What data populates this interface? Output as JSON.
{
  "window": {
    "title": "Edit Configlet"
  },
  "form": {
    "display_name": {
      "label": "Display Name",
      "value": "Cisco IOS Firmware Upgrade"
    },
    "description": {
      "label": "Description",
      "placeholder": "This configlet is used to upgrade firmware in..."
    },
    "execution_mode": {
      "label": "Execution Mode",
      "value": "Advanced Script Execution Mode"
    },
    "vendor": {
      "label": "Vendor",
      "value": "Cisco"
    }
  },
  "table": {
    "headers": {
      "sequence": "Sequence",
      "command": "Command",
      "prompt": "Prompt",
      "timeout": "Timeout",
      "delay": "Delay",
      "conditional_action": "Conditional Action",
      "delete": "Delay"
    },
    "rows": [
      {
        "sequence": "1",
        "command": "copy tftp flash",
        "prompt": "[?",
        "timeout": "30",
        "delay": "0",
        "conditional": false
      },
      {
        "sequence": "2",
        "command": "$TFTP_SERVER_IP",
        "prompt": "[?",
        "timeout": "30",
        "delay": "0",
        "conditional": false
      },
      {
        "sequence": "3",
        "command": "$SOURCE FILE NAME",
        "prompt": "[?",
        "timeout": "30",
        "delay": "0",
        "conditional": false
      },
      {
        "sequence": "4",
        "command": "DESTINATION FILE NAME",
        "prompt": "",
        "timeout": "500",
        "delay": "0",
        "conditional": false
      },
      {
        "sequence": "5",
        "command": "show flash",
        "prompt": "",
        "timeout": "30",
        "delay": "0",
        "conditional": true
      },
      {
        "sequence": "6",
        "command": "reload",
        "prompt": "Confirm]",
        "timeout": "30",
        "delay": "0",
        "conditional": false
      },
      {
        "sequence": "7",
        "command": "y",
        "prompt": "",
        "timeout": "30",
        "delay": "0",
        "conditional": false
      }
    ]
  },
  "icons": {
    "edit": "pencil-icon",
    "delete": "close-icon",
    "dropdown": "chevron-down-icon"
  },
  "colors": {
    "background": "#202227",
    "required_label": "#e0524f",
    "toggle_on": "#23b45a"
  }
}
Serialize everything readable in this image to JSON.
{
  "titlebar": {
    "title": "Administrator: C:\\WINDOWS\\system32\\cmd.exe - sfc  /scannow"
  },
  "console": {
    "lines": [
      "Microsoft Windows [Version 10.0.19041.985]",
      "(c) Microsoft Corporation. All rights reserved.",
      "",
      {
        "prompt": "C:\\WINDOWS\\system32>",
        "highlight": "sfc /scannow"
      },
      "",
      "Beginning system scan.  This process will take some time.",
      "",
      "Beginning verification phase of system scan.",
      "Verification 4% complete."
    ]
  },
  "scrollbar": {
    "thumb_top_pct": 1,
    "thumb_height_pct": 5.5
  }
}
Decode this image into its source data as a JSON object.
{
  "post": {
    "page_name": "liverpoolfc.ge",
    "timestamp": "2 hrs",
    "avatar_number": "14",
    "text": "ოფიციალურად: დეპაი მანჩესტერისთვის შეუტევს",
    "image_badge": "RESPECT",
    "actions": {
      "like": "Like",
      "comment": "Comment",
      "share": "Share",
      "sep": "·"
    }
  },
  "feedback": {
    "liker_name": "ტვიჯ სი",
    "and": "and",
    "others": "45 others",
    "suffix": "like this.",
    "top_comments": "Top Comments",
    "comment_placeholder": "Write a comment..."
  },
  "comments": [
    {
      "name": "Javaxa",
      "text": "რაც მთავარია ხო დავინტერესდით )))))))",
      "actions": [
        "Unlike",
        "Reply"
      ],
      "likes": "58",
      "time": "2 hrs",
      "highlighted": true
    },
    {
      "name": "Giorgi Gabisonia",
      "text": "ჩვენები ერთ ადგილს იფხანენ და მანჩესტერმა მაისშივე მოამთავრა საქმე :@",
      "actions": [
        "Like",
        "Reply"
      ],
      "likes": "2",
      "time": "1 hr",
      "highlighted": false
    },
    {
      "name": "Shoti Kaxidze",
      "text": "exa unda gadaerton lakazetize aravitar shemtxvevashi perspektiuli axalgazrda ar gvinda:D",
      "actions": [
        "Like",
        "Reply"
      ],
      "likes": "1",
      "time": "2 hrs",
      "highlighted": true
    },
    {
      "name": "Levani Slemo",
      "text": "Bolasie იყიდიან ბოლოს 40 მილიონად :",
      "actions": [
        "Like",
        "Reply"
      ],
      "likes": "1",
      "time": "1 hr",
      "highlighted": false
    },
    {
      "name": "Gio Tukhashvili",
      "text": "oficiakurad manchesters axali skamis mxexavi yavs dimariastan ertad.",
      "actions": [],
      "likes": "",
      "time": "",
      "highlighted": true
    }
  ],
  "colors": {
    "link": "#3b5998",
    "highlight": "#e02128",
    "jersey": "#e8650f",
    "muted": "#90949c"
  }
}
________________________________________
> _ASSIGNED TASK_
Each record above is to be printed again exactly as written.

> _PROBLEM SOLUTION_
What data populates this interface? Output as JSON.
{
  "window": {
    "title": "Edit Configlet"
  },
  "form": {
    "display_name": {
      "label": "Display Name",
      "value": "Cisco IOS Firmware Upgrade"
    },
    "description": {
      "label": "Description",
      "placeholder": "This configlet is used to upgrade firmware in..."
    },
    "execution_mode": {
      "label": "Execution Mode",
      "value": "Advanced Script Execution Mode"
    },
    "vendor": {
      "label": "Vendor",
      "value": "Cisco"
    }
  },
  "table": {
    "headers": {
      "sequence": "Sequence",
      "command": "Command",
      "prompt": "Prompt",
      "timeout": "Timeout",
      "delay": "Delay",
      "conditional_action": "Conditional Action",
      "delete": "Delay"
    },
    "rows": [
      {
        "sequence": "1",
        "command": "copy tftp flash",
        "prompt": "[?",
        "timeout": "30",
        "delay": "0",
        "conditional": false
      },
      {
        "sequence": "2",
        "command": "$TFTP_SERVER_IP",
        "prompt": "[?",
        "timeout": "30",
        "delay": "0",
        "conditional": false
      },
      {
        "sequence": "3",
        "command": "$SOURCE FILE NAME",
        "prompt": "[?",
        "timeout": "30",
        "delay": "0",
        "conditional": false
      },
      {
        "sequence": "4",
        "command": "DESTINATION FILE NAME",
        "prompt": "",
        "timeout": "500",
        "delay": "0",
        "conditional": false
      },
      {
        "sequence": "5",
        "command": "show flash",
        "prompt": "",
        "timeout": "30",
        "delay": "0",
        "conditional": true
      },
      {
        "sequence": "6",
        "command": "reload",
        "prompt": "Confirm]",
        "timeout": "30",
        "delay": "0",
        "conditional": false
      },
      {
        "sequence": "7",
        "command": "y",
        "prompt": "",
        "timeout": "30",
        "delay": "0",
        "conditional": false
      }
    ]
  },
  "icons": {
    "edit": "pencil-icon",
    "delete": "close-icon",
    "dropdown": "chevron-down-icon"
  },
  "colors": {
    "background": "#202227",
    "required_label": "#e0524f",
    "toggle_on": "#23b45a"
  }
}
Serialize everything readable in this image to JSON.
{
  "titlebar": {
    "title": "Administrator: C:\\WINDOWS\\system32\\cmd.exe - sfc  /scannow"
  },
  "console": {
    "lines": [
      "Microsoft Windows [Version 10.0.19041.985]",
      "(c) Microsoft Corporation. All rights reserved.",
      "",
      {
        "prompt": "C:\\WINDOWS\\system32>",
        "highlight": "sfc /scannow"
      },
      "",
      "Beginning system scan.  This process will take some time.",
      "",
      "Beginning verification phase of system scan.",
      "Verification 4% complete."
    ]
  },
  "scrollbar": {
    "thumb_top_pct": 1,
    "thumb_height_pct": 5.5
  }
}
Decode this image into its source data as a JSON object.
{
  "post": {
    "page_name": "liverpoolfc.ge",
    "timestamp": "2 hrs",
    "avatar_number": "14",
    "text": "ოფიციალურად: დეპაი მანჩესტერისთვის შეუტევს",
    "image_badge": "RESPECT",
    "actions": {
      "like": "Like",
      "comment": "Comment",
      "share": "Share",
      "sep": "·"
    }
  },
  "feedback": {
    "liker_name": "ტვიჯ სი",
    "and": "and",
    "others": "45 others",
    "suffix": "like this.",
    "top_comments": "Top Comments",
    "comment_placeholder": "Write a comment..."
  },
  "comments": [
    {
      "name": "Javaxa",
      "text": "რაც მთავარია ხო დავინტერესდით )))))))",
      "actions": [
        "Unlike",
        "Reply"
      ],
      "likes": "58",
      "time": "2 hrs",
      "highlighted": true
    },
    {
      "name": "Giorgi Gabisonia",
      "text": "ჩვენები ერთ ადგილს იფხანენ და მანჩესტერმა მაისშივე მოამთავრა საქმე :@",
      "actions": [
        "Like",
        "Reply"
      ],
      "likes": "2",
      "time": "1 hr",
      "highlighted": false
    },
    {
      "name": "Shoti Kaxidze",
      "text": "exa unda gadaerton lakazetize aravitar shemtxvevashi perspektiuli axalgazrda ar gvinda:D",
      "actions": [
        "Like",
        "Reply"
      ],
      "likes": "1",
      "time": "2 hrs",
      "highlighted": true
    },
    {
      "name": "Levani Slemo",
      "text": "Bolasie იყიდიან ბოლოს 40 მილიონად :",
      "actions": [
        "Like",
        "Reply"
      ],
      "likes": "1",
      "time": "1 hr",
      "highlighted": false
    },
    {
      "name": "Gio Tukhashvili",
      "text": "oficiakurad manchesters axali skamis mxexavi yavs dimariastan ertad.",
      "actions": [],
      "likes": "",
      "time": "",
      "highlighted": true
    }
  ],
  "colors": {
    "link": "#3b5998",
    "highlight": "#e02128",
    "jersey": "#e8650f",
    "muted": "#90949c"
  }
}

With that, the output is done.